Though one could argue that 8: The Mormon Proposition overstates the importance of the Mormons in getting Proposition 8 on the ballot and passed by Californians, the film is nonetheless a powerful indictment not only of one church and its position on one issue but of religion, especially authoritarian religion, in general. Whether it is the medieval Roman Catholics using the tortures and executions of the Holy Inquisition to enforce their doctrine and suppress free thought — including the “dangerous heresy” that the earth orbited the sun, not the other way around — or the Massachusetts Puritans setting up a Calvinist theocracy in the 1600’s and executing their political opponents as “witches,” the Communists (who officially denied the existence of God but were so highly dogmatic their cult functioned as a secular religion) sending people to gulags and “re-education camps”or modern-day religious movements seeking to ban reproductive freedom and thereby enslave women to their wombs, the evil lies not in one church or one issue but in the whole idea of a hierarchy of men (and yes, they almost always are all men) claiming some degree of wisdom from God or the dialectic or whatever and using that to impose a standard of obedience and deny even the legitimacy of debate, much less dissent.

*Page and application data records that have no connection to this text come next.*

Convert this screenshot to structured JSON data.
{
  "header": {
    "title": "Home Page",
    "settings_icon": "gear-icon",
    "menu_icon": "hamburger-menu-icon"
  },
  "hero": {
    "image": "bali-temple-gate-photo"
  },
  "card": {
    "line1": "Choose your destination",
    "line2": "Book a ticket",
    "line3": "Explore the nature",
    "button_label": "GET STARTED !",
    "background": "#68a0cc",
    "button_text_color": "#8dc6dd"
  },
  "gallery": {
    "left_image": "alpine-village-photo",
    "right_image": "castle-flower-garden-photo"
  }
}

And yet in the case of the Mormon church and the ferocity of their opposition to marriage equality for same-sex couples there’s also a singular element of tragedy. As Cowan’s film mentions in passing, in the 19th century it was the Mormons themselves who were persecuted, and many of them (including the church’s founder, Joseph Smith, Jr.) murdered, for advocating a form of marriage that was not “one man and one woman.” Indeed, for people who take the Bible as a guide to morality, the early Mormons who preached and practiced “plural marriage” — one man and more than one woman — had a much stronger case than the advocates of same-sex marriage today, since the traditional Biblical definition of marriage is actually one man and as many women as he can support financially — which, in practice, made polygamy a luxury of the rich.

One writer, commenting on the Nazis when they were still a going concern, coined the phrase, “Those to whom evil has been done/Do evil in return.” He was arguing that the harsh peace imposed on Germany at Versailles after World War I, especially the huge reparations payments that crippled the German economy, led the Germans to support the Nazis and elevate them to power. In turn we’ve seen the Jews, the Nazis’ principal victims, become the victimizers themselves in their insane policy of occupying Palestine and sentencing the inhabitants of Gaza to brutal collective punishment for daring to elect a government the Israeli leaders and their U.S. backers didn’t like.

And in 8: The Mormon Proposition we see a church that was driven to the desolate land of Utah in the first place by persecutors revolted by the 19th century Mormons’ redefinition of marriage — and being forced to renounce a basic principle of their religion by the U.S. government, which had massed federal troops on the Utah border ready to invade if the church leadership did not immediately ban polygamy — now taking a holier-than-thou attitude and leading an attack on a Queer community who are only asking that marriage be redefined to include them. The Mormons are yet another example of a group who have responded to past persecutions by becoming persecutors themselves, and 8: The Mormon Proposition depicts just how relentless and unscrupulous they have become in their jihad against this generation’s group of marriage rebels.

8: The Mormon Proposition is now playing at the Reading Gaslamp Plaza Cinemas, 701 5th Avenue in downtown San Diego.